Art Deco – DebbiePosted: May 12, 2011
Art Deco was introduced in the 1920’s and reigned through the 1930’s, encompassing both the Roaring Twenties and the Great Depression. It is an elegant style of decorative art and architecture reflective of Art Nouveau, yet with more modern sophistication. Art Deco features sleek straight lines and an element of boldness.The movement affected city styles, architecture, high fashion, jewelry, commercial printmaking, and interior design, and embraced lifestyles of hedonism, indulgence and mass consumption. . Notable Art Deco buildings include the Empire State Building designed by William Van Alen, Rockefeller Center, Radio City Music Hall, The Chrysler Building, and the Midland Grand Hotel.
An art movement involving a mix of modern decorative art styles, whose main characteristics were derived from various avant-garde painting styles of the early twentieth century from ancient Egyptian and Aztec forms.

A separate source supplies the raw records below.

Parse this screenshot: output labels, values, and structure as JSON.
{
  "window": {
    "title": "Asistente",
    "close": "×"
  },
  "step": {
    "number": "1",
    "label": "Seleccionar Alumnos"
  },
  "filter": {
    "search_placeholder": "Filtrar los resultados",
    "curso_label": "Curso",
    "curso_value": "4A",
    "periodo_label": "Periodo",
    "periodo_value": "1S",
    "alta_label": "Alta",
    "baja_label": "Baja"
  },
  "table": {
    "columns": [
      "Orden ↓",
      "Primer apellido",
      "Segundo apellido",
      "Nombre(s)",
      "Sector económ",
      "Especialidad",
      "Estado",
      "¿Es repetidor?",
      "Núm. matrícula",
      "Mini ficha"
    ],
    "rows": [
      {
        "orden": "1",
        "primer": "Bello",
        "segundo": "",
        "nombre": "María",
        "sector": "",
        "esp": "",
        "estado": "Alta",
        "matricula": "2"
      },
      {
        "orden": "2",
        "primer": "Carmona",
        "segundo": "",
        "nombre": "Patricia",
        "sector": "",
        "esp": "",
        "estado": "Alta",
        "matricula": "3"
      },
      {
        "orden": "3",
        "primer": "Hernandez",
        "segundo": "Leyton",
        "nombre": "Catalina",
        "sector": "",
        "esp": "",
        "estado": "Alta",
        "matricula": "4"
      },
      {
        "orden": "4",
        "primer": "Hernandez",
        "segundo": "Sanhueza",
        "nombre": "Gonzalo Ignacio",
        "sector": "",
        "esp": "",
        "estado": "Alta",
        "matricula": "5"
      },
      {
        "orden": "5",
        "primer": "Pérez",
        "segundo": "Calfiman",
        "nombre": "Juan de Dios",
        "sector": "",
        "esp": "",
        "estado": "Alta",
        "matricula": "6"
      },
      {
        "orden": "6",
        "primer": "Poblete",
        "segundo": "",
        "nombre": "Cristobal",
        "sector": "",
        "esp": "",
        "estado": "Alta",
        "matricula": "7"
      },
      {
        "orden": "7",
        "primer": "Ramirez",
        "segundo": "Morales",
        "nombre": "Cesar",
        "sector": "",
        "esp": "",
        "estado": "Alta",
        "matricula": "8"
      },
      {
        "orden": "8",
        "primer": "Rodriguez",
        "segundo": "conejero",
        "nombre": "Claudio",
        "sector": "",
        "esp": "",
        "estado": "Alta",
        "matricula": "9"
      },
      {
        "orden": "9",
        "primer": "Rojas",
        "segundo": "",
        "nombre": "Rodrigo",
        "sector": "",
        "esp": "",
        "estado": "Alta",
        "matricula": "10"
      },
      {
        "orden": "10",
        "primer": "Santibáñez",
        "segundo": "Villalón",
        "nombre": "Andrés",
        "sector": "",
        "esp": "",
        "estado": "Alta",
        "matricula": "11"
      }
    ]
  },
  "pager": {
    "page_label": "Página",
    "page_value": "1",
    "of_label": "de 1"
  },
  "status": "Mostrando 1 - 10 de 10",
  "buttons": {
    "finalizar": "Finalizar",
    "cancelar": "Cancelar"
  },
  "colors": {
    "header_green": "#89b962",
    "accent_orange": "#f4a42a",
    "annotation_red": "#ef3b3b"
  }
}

Art deco works exhibit aspects of Cubism, Russian Constructivism and Italian Futurism– with abstraction, distortion, and simplification, particularly geometric shapes and highly intense colors–celebrating the rise of commerce, technology, and speed.
The growing impact of the machine can be seen in repeating and overlapping images from 1925; and in the 1930s, in streamlined forms derived from the principles of aerodynamics.
The name came from the 1925 Exposition Internationale des Arts Decoratifs Industriels et Modernes, held in Paris, which celebrated living in the modern world.
Although many design movements have political or philosophical beginnings or intentions, Art Deco was purely decorative.
Well-known artists within the Art Deco movement included Tamara de Lempicka, fashion illustrator Erte, glass artist Rene Lalique and graphic designer Adolphe Mouron (known professionally Cassandre).